Taha told MEE that he had no lawyer representing him in the case, in which the state prosecutors accused 15 Egyptians, who are politicians, civil society workers and journalists of spreading false news.
An ‘irrational verdict’
Along with Aboul Fotouh, Mahmoud Ezzat, the former acting general guide of the Muslim Brotherhood, and seven others were also sentenced to 15 years in prison on Sunday, while Mohammed al-Qassas and Muaz al-Sharqawi were sentenced to 10 years.
Taha told MEE that al-Masayiya is a round-up news show, featuring different topics and countries and is not dedicated to Egypt.
In a statement on Monday, Al Jazeera Media Network condemned the Egyptian court ruling.
“[Al Jazeera] condemns this irrational verdict which it considers unjustified and which it believes is taken as part of an ongoing campaign launched by the Egyptian authorities against Al Jazeera and its journalists,” said the network.

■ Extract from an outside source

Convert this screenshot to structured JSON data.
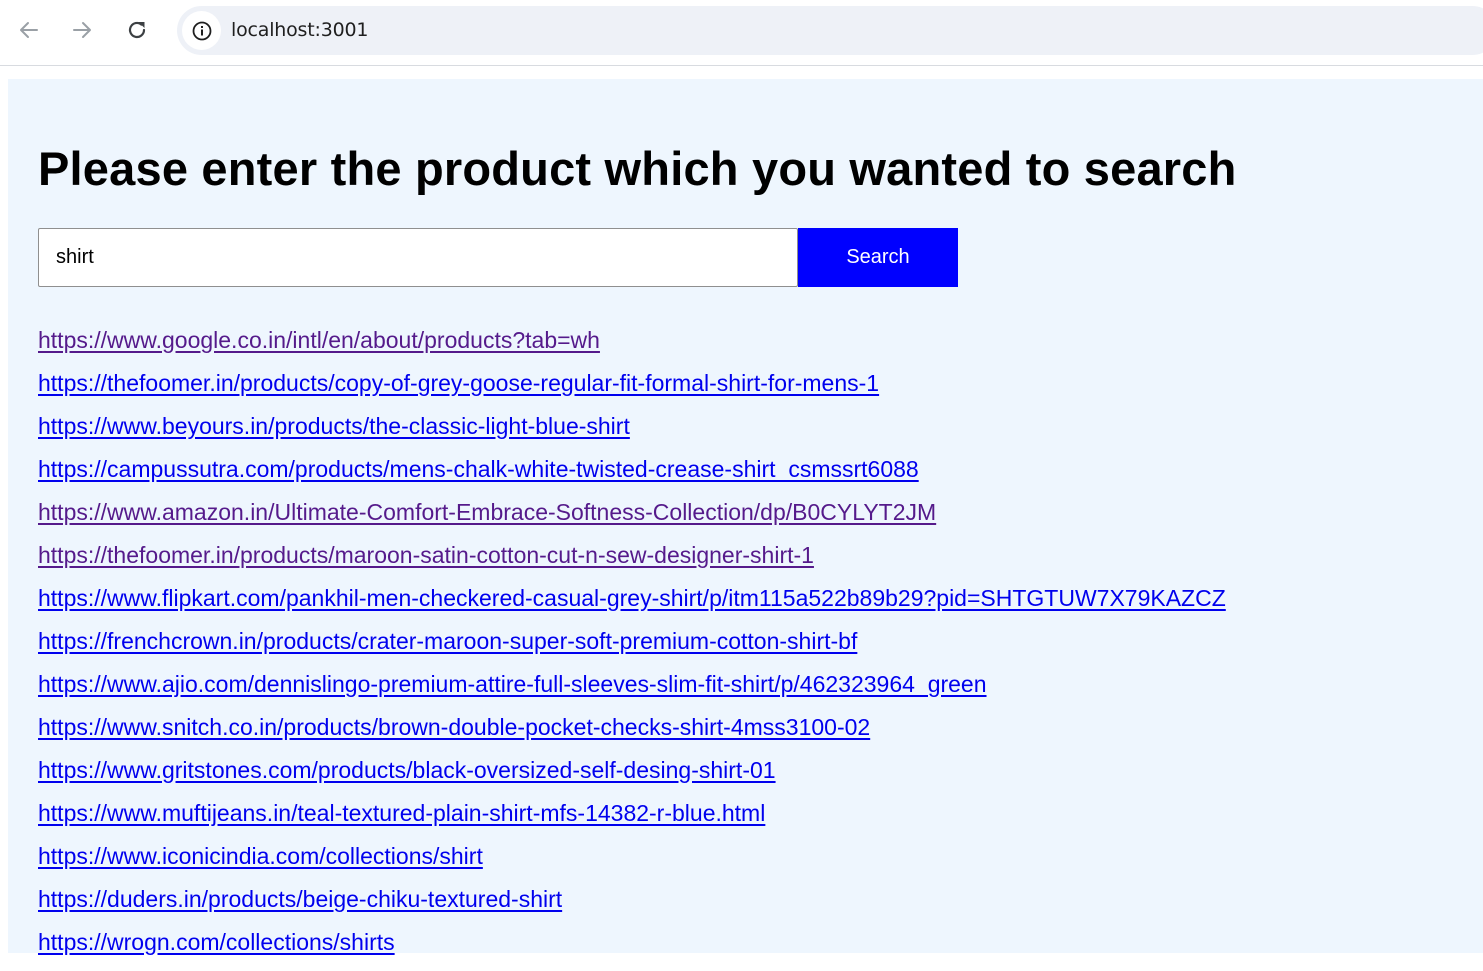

The Qatari-sponsored channel had also called on the Egyptian authorities to release four of its journalists, Hisham Abdel Aziz, Bahaa El-Din Ibrahim, Ahmed Al-Najdi and Rabie Al-Sheikh, who are currently all detained without charges.
In July 2013, Egyptian security forces stormed the Al Jazeera office in Cairo and banned its crew from working in the country, almost two months after Abdul Fattah el-Sisi ousted president Mohammed Morsi from power in a coup d’etat.